(Web page and app entries)

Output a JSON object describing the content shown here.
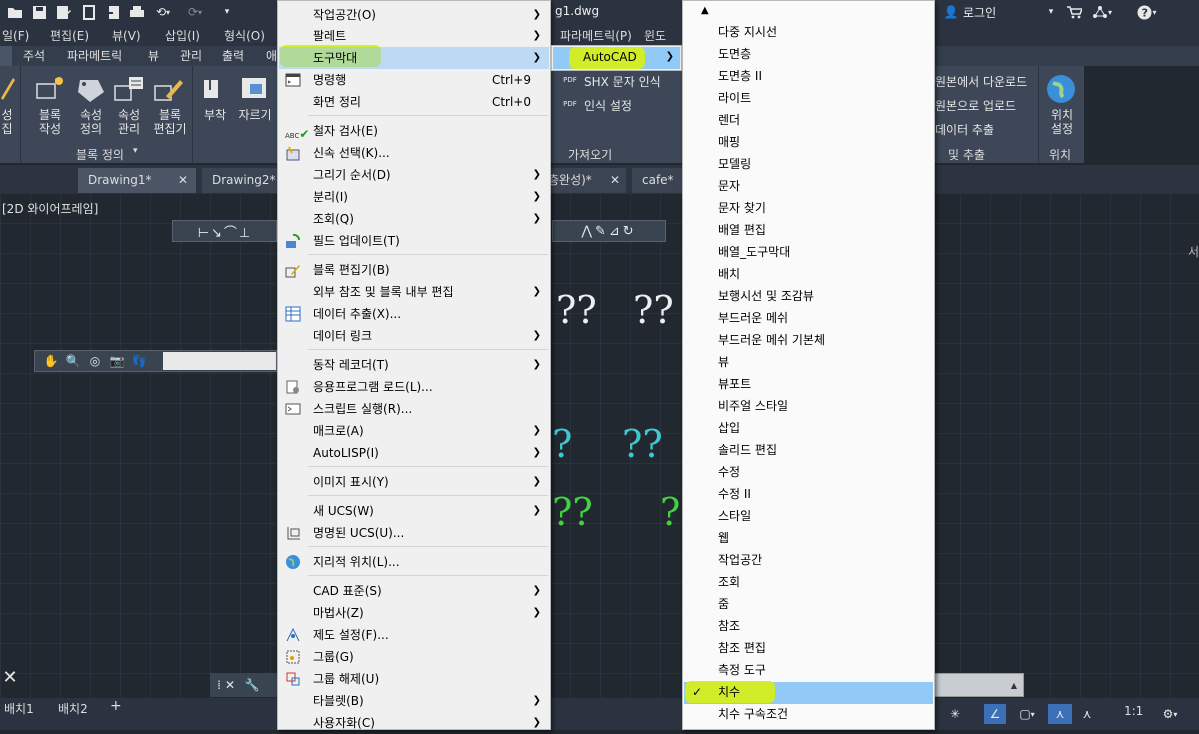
{
  "quickaccess": {
    "icons": [
      "open-icon",
      "save-icon",
      "saveas-icon",
      "export-icon",
      "publish-icon",
      "print-icon",
      "undo-icon",
      "redo-icon",
      "customize-icon"
    ]
  },
  "titlebar": {
    "filename": "g1.dwg",
    "login": "로그인"
  },
  "menubar": {
    "items": [
      "일(F)",
      "편집(E)",
      "뷰(V)",
      "삽입(I)",
      "형식(O)"
    ],
    "right_items": [
      "파라메트릭(P)",
      "윈도"
    ]
  },
  "ribbon_tabs": [
    "주석",
    "파라메트릭",
    "뷰",
    "관리",
    "출력",
    "애"
  ],
  "ribbon": {
    "left_cut": "성\n집",
    "block_group": {
      "buttons": [
        "블록\n작성",
        "속성\n정의",
        "속성\n관리",
        "블록\n편집기"
      ],
      "title": "블록 정의"
    },
    "ref_buttons": [
      "부착",
      "자르기"
    ],
    "import_group": {
      "items": [
        "SHX 문자 인식",
        "인식 설정"
      ],
      "title": "가져오기"
    },
    "data_group": {
      "items": [
        "원본에서 다운로드",
        "원본으로 업로드",
        "데이터 추출"
      ],
      "title": "및 추출"
    },
    "location_group": {
      "button": "위치\n설정",
      "title": "위치"
    }
  },
  "doc_tabs": [
    "Drawing1*",
    "Drawing2*",
    "층완성)*",
    "cafe*"
  ],
  "viewport_label": "[2D 와이어프레임]",
  "layout_tabs": [
    "배치1",
    "배치2"
  ],
  "status": {
    "scale": "1:1"
  },
  "menu1": {
    "items": [
      {
        "label": "작업공간(O)",
        "arrow": true
      },
      {
        "label": "팔레트",
        "arrow": true
      },
      {
        "label": "도구막대",
        "arrow": true,
        "highlight": true
      },
      {
        "label": "명령행",
        "shortcut": "Ctrl+9"
      },
      {
        "label": "화면 정리",
        "shortcut": "Ctrl+0"
      },
      {
        "label": "철자 검사(E)"
      },
      {
        "label": "신속 선택(K)..."
      },
      {
        "label": "그리기 순서(D)",
        "arrow": true
      },
      {
        "label": "분리(I)",
        "arrow": true
      },
      {
        "label": "조회(Q)",
        "arrow": true
      },
      {
        "label": "필드 업데이트(T)"
      },
      {
        "label": "블록 편집기(B)"
      },
      {
        "label": "외부 참조 및 블록 내부 편집",
        "arrow": true
      },
      {
        "label": "데이터 추출(X)..."
      },
      {
        "label": "데이터 링크",
        "arrow": true
      },
      {
        "label": "동작 레코더(T)",
        "arrow": true
      },
      {
        "label": "응용프로그램 로드(L)..."
      },
      {
        "label": "스크립트 실행(R)..."
      },
      {
        "label": "매크로(A)",
        "arrow": true
      },
      {
        "label": "AutoLISP(I)",
        "arrow": true
      },
      {
        "label": "이미지 표시(Y)",
        "arrow": true
      },
      {
        "label": "새 UCS(W)",
        "arrow": true
      },
      {
        "label": "명명된 UCS(U)..."
      },
      {
        "label": "지리적 위치(L)..."
      },
      {
        "label": "CAD 표준(S)",
        "arrow": true
      },
      {
        "label": "마법사(Z)",
        "arrow": true
      },
      {
        "label": "제도 설정(F)..."
      },
      {
        "label": "그룹(G)"
      },
      {
        "label": "그룹 해제(U)"
      },
      {
        "label": "타블렛(B)",
        "arrow": true
      },
      {
        "label": "사용자화(C)",
        "arrow": true
      }
    ]
  },
  "menu2": {
    "item": "AutoCAD"
  },
  "menu3": {
    "items": [
      "다중 지시선",
      "도면층",
      "도면층 II",
      "라이트",
      "렌더",
      "매핑",
      "모델링",
      "문자",
      "문자 찾기",
      "배열 편집",
      "배열_도구막대",
      "배치",
      "보행시선 및 조감뷰",
      "부드러운 메쉬",
      "부드러운 메쉬 기본체",
      "뷰",
      "뷰포트",
      "비주얼 스타일",
      "삽입",
      "솔리드 편집",
      "수정",
      "수정 II",
      "스타일",
      "웹",
      "작업공간",
      "조회",
      "줌",
      "참조",
      "참조 편집",
      "측정 도구",
      "치수",
      "치수 구속조건"
    ],
    "checked": "치수"
  },
  "colors": {
    "highlight": "#91c9f7",
    "marker": "#d5ee1e",
    "cyan": "#3ec8d0",
    "green": "#3fd43f"
  }
}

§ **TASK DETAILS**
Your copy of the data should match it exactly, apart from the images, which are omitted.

§ **ANSWER SECTION**
Output a JSON object describing the content shown here.
{
  "quickaccess": {
    "icons": [
      "open-icon",
      "save-icon",
      "saveas-icon",
      "export-icon",
      "publish-icon",
      "print-icon",
      "undo-icon",
      "redo-icon",
      "customize-icon"
    ]
  },
  "titlebar": {
    "filename": "g1.dwg",
    "login": "로그인"
  },
  "menubar": {
    "items": [
      "일(F)",
      "편집(E)",
      "뷰(V)",
      "삽입(I)",
      "형식(O)"
    ],
    "right_items": [
      "파라메트릭(P)",
      "윈도"
    ]
  },
  "ribbon_tabs": [
    "주석",
    "파라메트릭",
    "뷰",
    "관리",
    "출력",
    "애"
  ],
  "ribbon": {
    "left_cut": "성\n집",
    "block_group": {
      "buttons": [
        "블록\n작성",
        "속성\n정의",
        "속성\n관리",
        "블록\n편집기"
      ],
      "title": "블록 정의"
    },
    "ref_buttons": [
      "부착",
      "자르기"
    ],
    "import_group": {
      "items": [
        "SHX 문자 인식",
        "인식 설정"
      ],
      "title": "가져오기"
    },
    "data_group": {
      "items": [
        "원본에서 다운로드",
        "원본으로 업로드",
        "데이터 추출"
      ],
      "title": "및 추출"
    },
    "location_group": {
      "button": "위치\n설정",
      "title": "위치"
    }
  },
  "doc_tabs": [
    "Drawing1*",
    "Drawing2*",
    "층완성)*",
    "cafe*"
  ],
  "viewport_label": "[2D 와이어프레임]",
  "layout_tabs": [
    "배치1",
    "배치2"
  ],
  "status": {
    "scale": "1:1"
  },
  "menu1": {
    "items": [
      {
        "label": "작업공간(O)",
        "arrow": true
      },
      {
        "label": "팔레트",
        "arrow": true
      },
      {
        "label": "도구막대",
        "arrow": true,
        "highlight": true
      },
      {
        "label": "명령행",
        "shortcut": "Ctrl+9"
      },
      {
        "label": "화면 정리",
        "shortcut": "Ctrl+0"
      },
      {
        "label": "철자 검사(E)"
      },
      {
        "label": "신속 선택(K)..."
      },
      {
        "label": "그리기 순서(D)",
        "arrow": true
      },
      {
        "label": "분리(I)",
        "arrow": true
      },
      {
        "label": "조회(Q)",
        "arrow": true
      },
      {
        "label": "필드 업데이트(T)"
      },
      {
        "label": "블록 편집기(B)"
      },
      {
        "label": "외부 참조 및 블록 내부 편집",
        "arrow": true
      },
      {
        "label": "데이터 추출(X)..."
      },
      {
        "label": "데이터 링크",
        "arrow": true
      },
      {
        "label": "동작 레코더(T)",
        "arrow": true
      },
      {
        "label": "응용프로그램 로드(L)..."
      },
      {
        "label": "스크립트 실행(R)..."
      },
      {
        "label": "매크로(A)",
        "arrow": true
      },
      {
        "label": "AutoLISP(I)",
        "arrow": true
      },
      {
        "label": "이미지 표시(Y)",
        "arrow": true
      },
      {
        "label": "새 UCS(W)",
        "arrow": true
      },
      {
        "label": "명명된 UCS(U)..."
      },
      {
        "label": "지리적 위치(L)..."
      },
      {
        "label": "CAD 표준(S)",
        "arrow": true
      },
      {
        "label": "마법사(Z)",
        "arrow": true
      },
      {
        "label": "제도 설정(F)..."
      },
      {
        "label": "그룹(G)"
      },
      {
        "label": "그룹 해제(U)"
      },
      {
        "label": "타블렛(B)",
        "arrow": true
      },
      {
        "label": "사용자화(C)",
        "arrow": true
      }
    ]
  },
  "menu2": {
    "item": "AutoCAD"
  },
  "menu3": {
    "items": [
      "다중 지시선",
      "도면층",
      "도면층 II",
      "라이트",
      "렌더",
      "매핑",
      "모델링",
      "문자",
      "문자 찾기",
      "배열 편집",
      "배열_도구막대",
      "배치",
      "보행시선 및 조감뷰",
      "부드러운 메쉬",
      "부드러운 메쉬 기본체",
      "뷰",
      "뷰포트",
      "비주얼 스타일",
      "삽입",
      "솔리드 편집",
      "수정",
      "수정 II",
      "스타일",
      "웹",
      "작업공간",
      "조회",
      "줌",
      "참조",
      "참조 편집",
      "측정 도구",
      "치수",
      "치수 구속조건"
    ],
    "checked": "치수"
  },
  "colors": {
    "highlight": "#91c9f7",
    "marker": "#d5ee1e",
    "cyan": "#3ec8d0",
    "green": "#3fd43f"
  }
}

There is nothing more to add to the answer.